Value-Add Real Estate

picture of old apartment building with value added opportunity



When investing in property, commercial real estate investors tell us they want to look for a “value-add” investment. A value-add real estate investment is when the property is under-performing in some way and the investor can improve the property in order to improve the value.

In reality though, many newer investors don’t truly understand what a value-add real estate investment actually means, or they simply don’t recognize one when they see it.

If a commercial property is under-performing, in need of repairs, showing negative cashflow, or has poor bookkeeping records, most self-proclaimed value-add investors will immediately walk away with nothing more than a glance.

Value-Add Real Estate or Turnkey?


While the truly experienced value-add investors don’t operate under these faulty ideals, we’ve seen a trend among newer investors saying they want value-add but actually expecting turnkey.

The whole point of value-add investments, however, is that the property has obstacles. Without any negative circumstances, the property is not value-add real estate.


A true value-add investor doesn’t evaluate a commercial real estate investment on where it is but where it could be.

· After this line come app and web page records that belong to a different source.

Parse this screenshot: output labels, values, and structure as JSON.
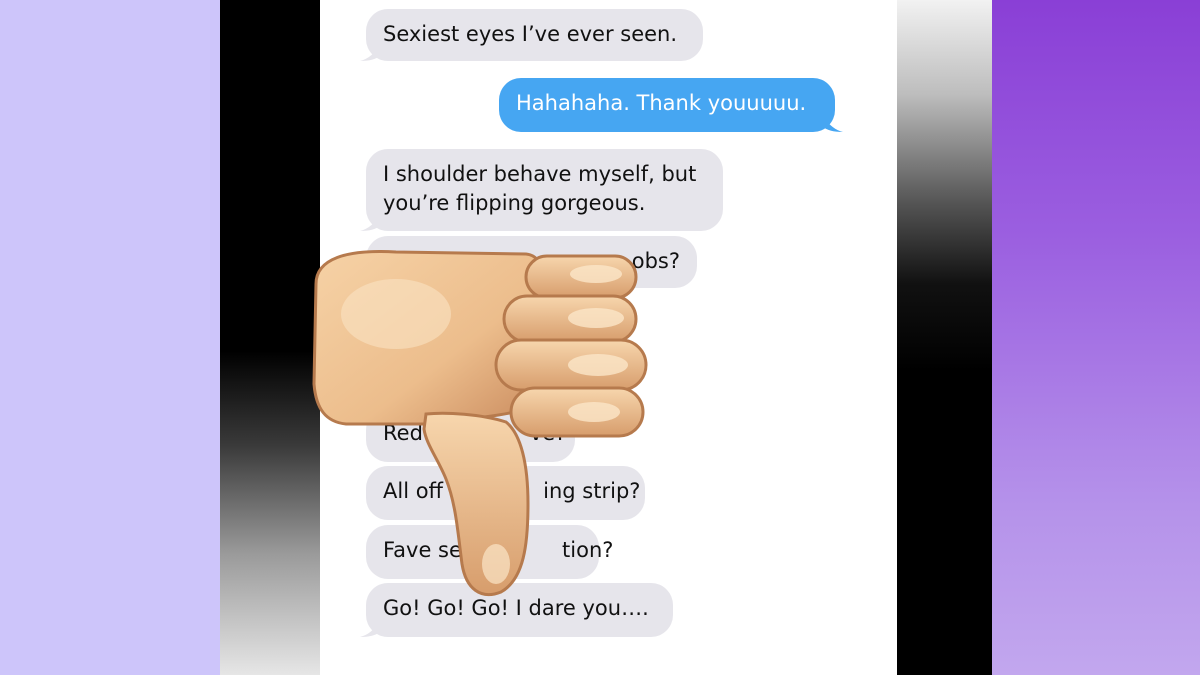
{
  "conversation": {
    "messages": [
      {
        "id": "m1",
        "direction": "received",
        "text": "Sexiest eyes I’ve ever seen."
      },
      {
        "id": "m2",
        "direction": "sent",
        "text": "Hahahaha. Thank youuuuu."
      },
      {
        "id": "m3",
        "direction": "received",
        "text_line1": "I shoulder behave myself, but",
        "text_line2": "you’re flipping gorgeous."
      },
      {
        "id": "m4",
        "direction": "received",
        "text": "obs?"
      },
      {
        "id": "m5",
        "direction": "received",
        "text": "Red                ve?"
      },
      {
        "id": "m6",
        "direction": "received",
        "text": "All off               ing strip?"
      },
      {
        "id": "m7",
        "direction": "received",
        "text": "Fave se               tion?"
      },
      {
        "id": "m8",
        "direction": "received",
        "text": "Go! Go! Go! I dare you…."
      }
    ]
  },
  "overlay": {
    "icon": "thumbs-down-emoji-icon"
  },
  "colors": {
    "received_bubble": "#e6e5eb",
    "sent_bubble": "#46a6f2",
    "left_panel": "#cdc5fa",
    "right_panel": "#9b5fe0"
  }
}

Negative cashflow, for example, is likely the result of some other underlying issues. Perhaps the owner-occupant is undercharging rents to themselves and other tenants. Perhaps the property is in bad condition and can’t bring in market rents. But simply glancing at the rent rolls, determining that the cashflow is poor and walking away will bring you no closer to a value-add investment property. Why? Because it is within these difficulties that value-add investments are found.

An experienced value-add commercial real estate investor sees opportunity where others only see headaches. An experienced investor will dig into the numbers with a treasure-hunter mentality, rather than expecting treasure to be lying around on the beach.

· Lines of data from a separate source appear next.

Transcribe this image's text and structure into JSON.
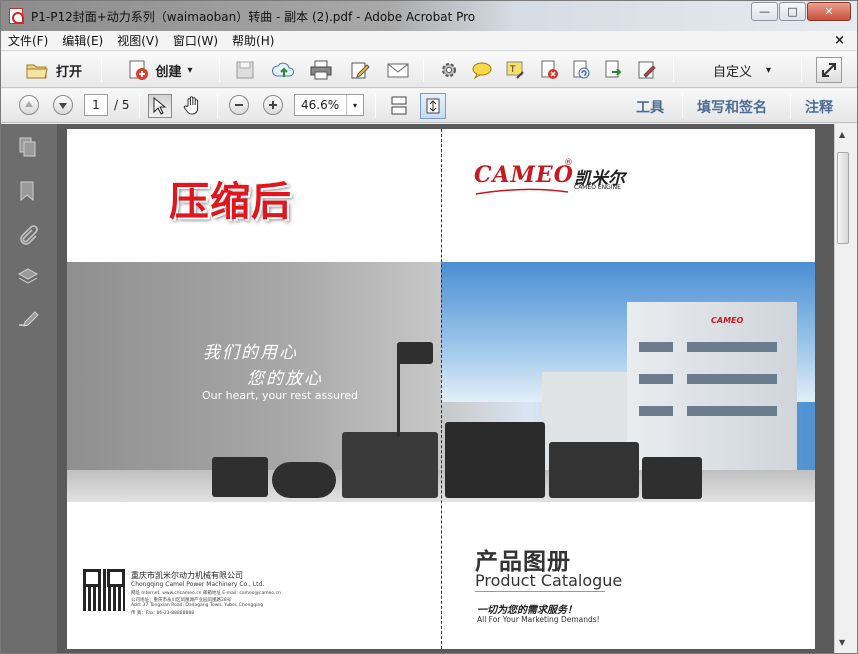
{
  "window": {
    "title": "P1-P12封面+动力系列（waimaoban）转曲 - 副本 (2).pdf - Adobe Acrobat Pro",
    "minimize": "—",
    "maximize": "□",
    "close": "✕"
  },
  "menu": {
    "items": [
      "文件(F)",
      "编辑(E)",
      "视图(V)",
      "窗口(W)",
      "帮助(H)"
    ],
    "close_glyph": "×"
  },
  "toolbar": {
    "open_label": "打开",
    "create_label": "创建",
    "customize_label": "自定义",
    "dropdown_glyph": "▾"
  },
  "navigation": {
    "current_page": "1",
    "total_pages": "/ 5",
    "zoom": "46.6%",
    "tools_link": "工具",
    "fill_sign_link": "填写和签名",
    "comment_link": "注释"
  },
  "document": {
    "stamp_text": "压缩后",
    "logo_en": "CAMEO",
    "logo_registered": "®",
    "logo_cn": "凯米尔",
    "logo_sub": "CAMEO ENGINE",
    "slogan_cn_line1": "我们的用心",
    "slogan_cn_line2": "您的放心",
    "slogan_en": "Our heart, your rest assured",
    "building_sign": "CAMEO",
    "company_cn": "重庆市凯米尔动力机械有限公司",
    "company_en": "Chongqing Camel Power Machinery Co., Ltd.",
    "company_line1": "网址 Internet: www.cncameo.cn    邮箱地址 E-mail: cameo@cameo.cn",
    "company_line2": "公司地址：重庆市永川区凤凰湖产业园凤凰路28号",
    "company_line3": "Add: 37 Tongxian Road, Dadagang Town, Yubei, Chongqing",
    "company_line4": "传 真：Fax: 86-23-88888888",
    "catalogue_cn": "产品图册",
    "catalogue_en": "Product Catalogue",
    "service_cn": "一切为您的需求服务！",
    "service_en": "All For Your Marketing Demands!"
  },
  "colors": {
    "accent_link": "#4a6e96",
    "stamp_red": "#e2141c",
    "brand_red": "#c8191f"
  },
  "icons": {
    "open": "folder-icon",
    "create": "create-pdf-icon",
    "save": "save-icon",
    "upload": "cloud-upload-icon",
    "print": "print-icon",
    "edit": "edit-icon",
    "email": "email-icon",
    "settings": "gear-icon",
    "comment": "comment-bubble-icon",
    "highlight": "highlight-text-icon",
    "delete": "delete-page-icon",
    "rotate": "rotate-icon",
    "export": "export-icon",
    "sign": "sign-icon",
    "expand": "expand-icon"
  }
}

Buying a property that needs little to no repairs, has positive cashflow, organized books, and an excellent marketing presentation is not a value-add investment, it’s a turnkey investment.

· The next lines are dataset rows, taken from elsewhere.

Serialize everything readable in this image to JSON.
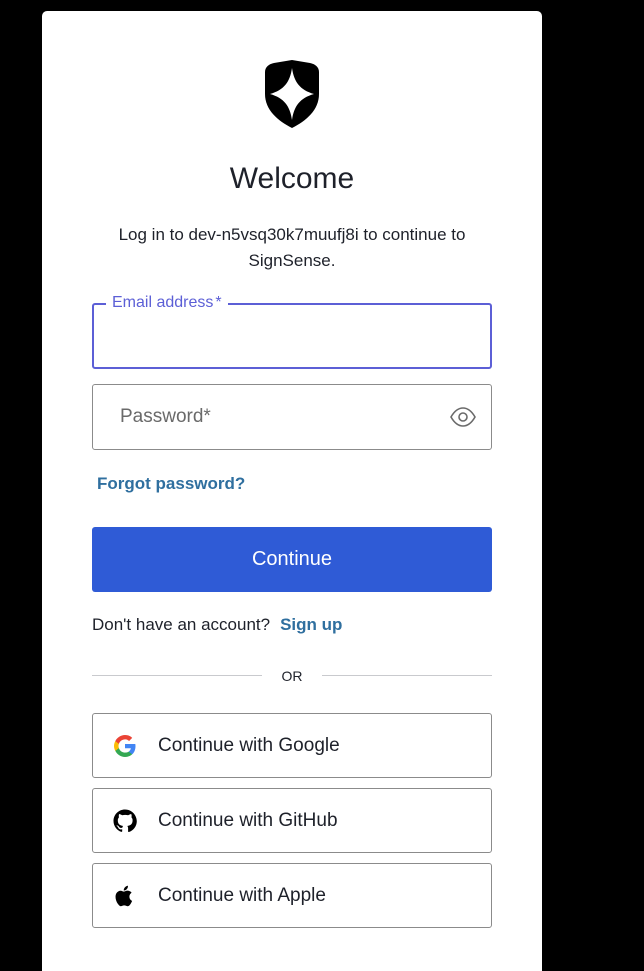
{
  "header": {
    "logo_icon": "shield-star-icon",
    "title": "Welcome",
    "subtitle_line1": "Log in to dev-n5vsq30k7muufj8i to continue to",
    "subtitle_line2": "SignSense."
  },
  "form": {
    "email_label": "Email address",
    "email_required_mark": "*",
    "email_value": "",
    "password_label": "Password",
    "password_required_mark": "*",
    "password_value": "",
    "show_password_icon": "eye-icon",
    "forgot_password": "Forgot password?",
    "continue_label": "Continue"
  },
  "signup": {
    "prompt": "Don't have an account?",
    "link": "Sign up"
  },
  "divider": {
    "text": "OR"
  },
  "social": [
    {
      "label": "Continue with Google",
      "icon": "google-icon"
    },
    {
      "label": "Continue with GitHub",
      "icon": "github-icon"
    },
    {
      "label": "Continue with Apple",
      "icon": "apple-icon"
    }
  ],
  "colors": {
    "page_background": "#000000",
    "card_background": "#ffffff",
    "accent_focus": "#5c5fd6",
    "primary_button": "#2f5bd6",
    "link": "#2f6f9f",
    "text": "#1e212a"
  }
}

There is nothing wrong with turnkey investing. It’s an equally valuable investment strategy. But you can save yourself and your broker a lot of frustration by realizing that you expect turnkey bookkeeping, condition, location, and cashflow rather than a value-add situation.

To be clear, simply being a value-add property doesn’t make it a good investment. Negative cashflow, poor condition, etc, is certainly a problem that needs to be investigated. Sometimes the investigation is worthwhile, sometimes not. You may see how terrible the situation is and decide it’s not worth digging.

What to Do with Value-Add Investments


But if you really want a value-add investment and the property meets at least some of your initial criteria, determining that a property has problems is not the time to walk away. It’s the time for true value-add investors to dig in and see if there is opportunity others may have missed.

While striking gold when you dig is uncommon, we are certain you won’t strike gold if you never dig below the surface.

Interested in learning more about value-add real estate for your own investment portfolio? Call us today to see how we can help.